Problem requirements: If a line in the data holds "JSON", copy that line out in full.
-- Study material follows --
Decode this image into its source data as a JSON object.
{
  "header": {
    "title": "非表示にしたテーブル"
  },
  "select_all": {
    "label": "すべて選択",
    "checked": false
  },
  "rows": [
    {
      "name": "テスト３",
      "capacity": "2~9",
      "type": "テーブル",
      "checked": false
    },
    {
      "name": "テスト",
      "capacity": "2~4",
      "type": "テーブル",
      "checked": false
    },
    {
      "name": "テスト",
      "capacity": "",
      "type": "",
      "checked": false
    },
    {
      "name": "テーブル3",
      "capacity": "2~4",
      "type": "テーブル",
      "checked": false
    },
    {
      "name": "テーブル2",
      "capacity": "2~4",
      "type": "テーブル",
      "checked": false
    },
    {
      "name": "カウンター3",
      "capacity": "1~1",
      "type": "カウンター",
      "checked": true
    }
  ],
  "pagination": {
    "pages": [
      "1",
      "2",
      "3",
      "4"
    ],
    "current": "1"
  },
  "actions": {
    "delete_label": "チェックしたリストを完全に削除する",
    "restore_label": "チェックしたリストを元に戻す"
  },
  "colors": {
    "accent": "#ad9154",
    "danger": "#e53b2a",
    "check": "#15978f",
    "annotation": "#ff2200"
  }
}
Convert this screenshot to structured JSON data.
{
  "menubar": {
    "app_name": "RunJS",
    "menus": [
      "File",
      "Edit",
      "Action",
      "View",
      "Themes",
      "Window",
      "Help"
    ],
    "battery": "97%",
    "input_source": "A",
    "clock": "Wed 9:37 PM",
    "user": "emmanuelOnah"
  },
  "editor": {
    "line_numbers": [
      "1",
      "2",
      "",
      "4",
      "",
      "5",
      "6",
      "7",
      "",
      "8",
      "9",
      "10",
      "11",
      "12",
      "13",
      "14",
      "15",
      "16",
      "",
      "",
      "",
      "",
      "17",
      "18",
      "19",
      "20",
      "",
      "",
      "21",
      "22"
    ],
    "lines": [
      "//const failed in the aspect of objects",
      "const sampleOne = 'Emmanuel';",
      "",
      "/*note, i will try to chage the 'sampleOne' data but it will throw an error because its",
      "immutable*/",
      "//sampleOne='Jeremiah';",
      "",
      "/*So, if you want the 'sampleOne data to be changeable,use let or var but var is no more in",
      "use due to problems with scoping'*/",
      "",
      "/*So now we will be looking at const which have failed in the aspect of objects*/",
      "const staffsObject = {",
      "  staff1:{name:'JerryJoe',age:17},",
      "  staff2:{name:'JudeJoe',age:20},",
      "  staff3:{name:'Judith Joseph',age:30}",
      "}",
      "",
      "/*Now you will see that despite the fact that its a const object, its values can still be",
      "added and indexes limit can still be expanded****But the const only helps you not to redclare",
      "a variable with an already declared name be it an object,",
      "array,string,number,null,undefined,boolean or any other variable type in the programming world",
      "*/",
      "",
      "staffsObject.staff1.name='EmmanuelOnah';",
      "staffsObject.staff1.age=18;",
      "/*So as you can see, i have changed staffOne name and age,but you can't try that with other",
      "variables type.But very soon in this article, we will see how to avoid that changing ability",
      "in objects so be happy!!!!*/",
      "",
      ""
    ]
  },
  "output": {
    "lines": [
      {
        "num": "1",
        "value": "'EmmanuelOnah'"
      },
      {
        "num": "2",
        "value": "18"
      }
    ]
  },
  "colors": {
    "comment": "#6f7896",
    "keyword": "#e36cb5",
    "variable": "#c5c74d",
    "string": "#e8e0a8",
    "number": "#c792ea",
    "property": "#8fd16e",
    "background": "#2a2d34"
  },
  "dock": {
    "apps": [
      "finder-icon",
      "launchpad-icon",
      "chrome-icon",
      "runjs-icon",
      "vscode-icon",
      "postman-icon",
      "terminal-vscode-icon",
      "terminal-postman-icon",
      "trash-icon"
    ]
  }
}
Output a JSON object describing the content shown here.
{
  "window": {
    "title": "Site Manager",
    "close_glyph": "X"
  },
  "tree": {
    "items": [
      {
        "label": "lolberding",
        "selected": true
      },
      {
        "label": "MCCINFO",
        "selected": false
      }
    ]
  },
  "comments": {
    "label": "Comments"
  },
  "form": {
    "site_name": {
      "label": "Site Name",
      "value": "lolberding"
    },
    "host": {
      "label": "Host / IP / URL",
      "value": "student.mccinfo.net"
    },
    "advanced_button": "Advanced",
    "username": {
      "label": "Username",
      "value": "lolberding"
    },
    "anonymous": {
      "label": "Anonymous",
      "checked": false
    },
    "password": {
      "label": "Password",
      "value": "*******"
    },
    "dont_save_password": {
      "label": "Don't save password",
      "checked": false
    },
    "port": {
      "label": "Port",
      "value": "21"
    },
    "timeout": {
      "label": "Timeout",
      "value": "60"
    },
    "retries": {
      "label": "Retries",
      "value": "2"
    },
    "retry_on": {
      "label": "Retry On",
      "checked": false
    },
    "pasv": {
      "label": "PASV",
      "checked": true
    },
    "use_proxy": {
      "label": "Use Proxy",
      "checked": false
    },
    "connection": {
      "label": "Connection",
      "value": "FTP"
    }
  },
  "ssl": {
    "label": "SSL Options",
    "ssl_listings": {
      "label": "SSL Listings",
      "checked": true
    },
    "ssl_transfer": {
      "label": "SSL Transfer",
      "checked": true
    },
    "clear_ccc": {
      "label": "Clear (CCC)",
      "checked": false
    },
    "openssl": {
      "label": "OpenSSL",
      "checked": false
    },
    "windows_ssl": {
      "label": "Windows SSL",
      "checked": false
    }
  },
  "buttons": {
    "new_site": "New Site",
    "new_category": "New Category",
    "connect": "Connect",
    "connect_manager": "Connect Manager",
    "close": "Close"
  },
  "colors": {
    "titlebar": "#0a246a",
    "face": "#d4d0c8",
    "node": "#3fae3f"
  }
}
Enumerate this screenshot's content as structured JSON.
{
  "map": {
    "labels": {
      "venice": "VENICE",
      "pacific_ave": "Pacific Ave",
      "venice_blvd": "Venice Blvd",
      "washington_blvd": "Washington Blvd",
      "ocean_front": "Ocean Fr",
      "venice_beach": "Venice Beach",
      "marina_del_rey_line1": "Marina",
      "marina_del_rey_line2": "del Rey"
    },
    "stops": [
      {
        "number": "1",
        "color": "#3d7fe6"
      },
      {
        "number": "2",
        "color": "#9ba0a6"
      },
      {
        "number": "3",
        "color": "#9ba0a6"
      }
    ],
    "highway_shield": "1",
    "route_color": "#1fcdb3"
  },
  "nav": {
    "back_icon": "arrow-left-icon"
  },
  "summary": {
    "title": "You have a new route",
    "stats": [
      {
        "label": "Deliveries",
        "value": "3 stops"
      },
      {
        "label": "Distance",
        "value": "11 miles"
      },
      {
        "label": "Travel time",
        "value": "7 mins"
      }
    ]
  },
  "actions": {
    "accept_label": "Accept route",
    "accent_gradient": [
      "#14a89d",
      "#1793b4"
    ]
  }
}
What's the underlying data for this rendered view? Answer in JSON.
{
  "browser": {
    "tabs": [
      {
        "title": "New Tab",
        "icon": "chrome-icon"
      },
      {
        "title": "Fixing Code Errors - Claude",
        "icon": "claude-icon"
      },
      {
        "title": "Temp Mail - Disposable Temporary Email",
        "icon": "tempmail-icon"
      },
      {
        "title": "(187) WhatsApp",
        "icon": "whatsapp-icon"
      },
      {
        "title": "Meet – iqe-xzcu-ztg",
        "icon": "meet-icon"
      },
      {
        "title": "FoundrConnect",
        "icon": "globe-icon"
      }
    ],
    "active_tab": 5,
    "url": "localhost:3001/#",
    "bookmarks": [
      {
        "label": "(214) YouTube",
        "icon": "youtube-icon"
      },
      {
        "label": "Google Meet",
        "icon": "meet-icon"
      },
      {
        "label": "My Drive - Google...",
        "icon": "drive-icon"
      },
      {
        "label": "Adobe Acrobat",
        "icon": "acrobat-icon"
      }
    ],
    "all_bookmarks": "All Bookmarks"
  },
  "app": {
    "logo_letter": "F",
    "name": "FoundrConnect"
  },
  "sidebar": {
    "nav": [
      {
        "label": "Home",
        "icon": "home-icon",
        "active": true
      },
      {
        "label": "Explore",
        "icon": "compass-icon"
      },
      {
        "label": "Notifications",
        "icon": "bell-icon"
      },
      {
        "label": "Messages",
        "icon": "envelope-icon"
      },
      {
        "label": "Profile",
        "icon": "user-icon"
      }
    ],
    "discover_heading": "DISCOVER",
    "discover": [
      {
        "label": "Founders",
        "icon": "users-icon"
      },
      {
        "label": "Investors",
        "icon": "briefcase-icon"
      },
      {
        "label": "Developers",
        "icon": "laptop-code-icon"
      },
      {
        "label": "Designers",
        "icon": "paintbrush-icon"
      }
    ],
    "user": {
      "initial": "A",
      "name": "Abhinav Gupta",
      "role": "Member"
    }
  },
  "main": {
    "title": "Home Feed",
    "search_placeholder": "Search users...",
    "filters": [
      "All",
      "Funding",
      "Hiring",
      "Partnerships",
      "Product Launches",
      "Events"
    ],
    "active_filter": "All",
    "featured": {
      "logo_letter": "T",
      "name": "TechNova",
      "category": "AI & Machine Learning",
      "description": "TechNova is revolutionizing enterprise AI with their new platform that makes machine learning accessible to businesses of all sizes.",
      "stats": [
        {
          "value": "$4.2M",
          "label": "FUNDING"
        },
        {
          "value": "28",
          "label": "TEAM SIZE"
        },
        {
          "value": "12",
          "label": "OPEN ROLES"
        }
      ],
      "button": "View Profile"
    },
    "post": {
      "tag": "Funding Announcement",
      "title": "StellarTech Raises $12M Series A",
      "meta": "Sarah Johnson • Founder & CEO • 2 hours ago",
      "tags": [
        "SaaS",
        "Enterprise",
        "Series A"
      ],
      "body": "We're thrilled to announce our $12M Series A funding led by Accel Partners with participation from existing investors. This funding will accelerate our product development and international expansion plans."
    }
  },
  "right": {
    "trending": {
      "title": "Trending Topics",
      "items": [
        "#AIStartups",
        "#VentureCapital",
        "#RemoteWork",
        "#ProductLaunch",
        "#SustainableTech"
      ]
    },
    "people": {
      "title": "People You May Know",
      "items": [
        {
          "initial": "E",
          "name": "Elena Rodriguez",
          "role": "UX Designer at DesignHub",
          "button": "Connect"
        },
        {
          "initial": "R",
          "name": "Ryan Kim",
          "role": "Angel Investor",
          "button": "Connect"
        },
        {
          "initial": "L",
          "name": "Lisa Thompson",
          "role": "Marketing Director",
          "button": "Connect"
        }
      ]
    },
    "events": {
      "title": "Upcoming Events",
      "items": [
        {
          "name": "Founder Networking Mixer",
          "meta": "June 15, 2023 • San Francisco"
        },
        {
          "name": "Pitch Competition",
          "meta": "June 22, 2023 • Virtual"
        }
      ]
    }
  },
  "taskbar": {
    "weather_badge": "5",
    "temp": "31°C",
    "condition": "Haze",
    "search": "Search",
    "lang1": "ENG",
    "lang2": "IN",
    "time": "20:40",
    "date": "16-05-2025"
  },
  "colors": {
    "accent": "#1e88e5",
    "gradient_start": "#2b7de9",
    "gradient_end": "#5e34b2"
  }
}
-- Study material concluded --
Answer to the exercise:
Decode this image into its source data as a JSON object.
Convert this screenshot to structured JSON data.
Output a JSON object describing the content shown here.
Enumerate this screenshot's content as structured JSON.
What's the underlying data for this rendered view? Answer in JSON.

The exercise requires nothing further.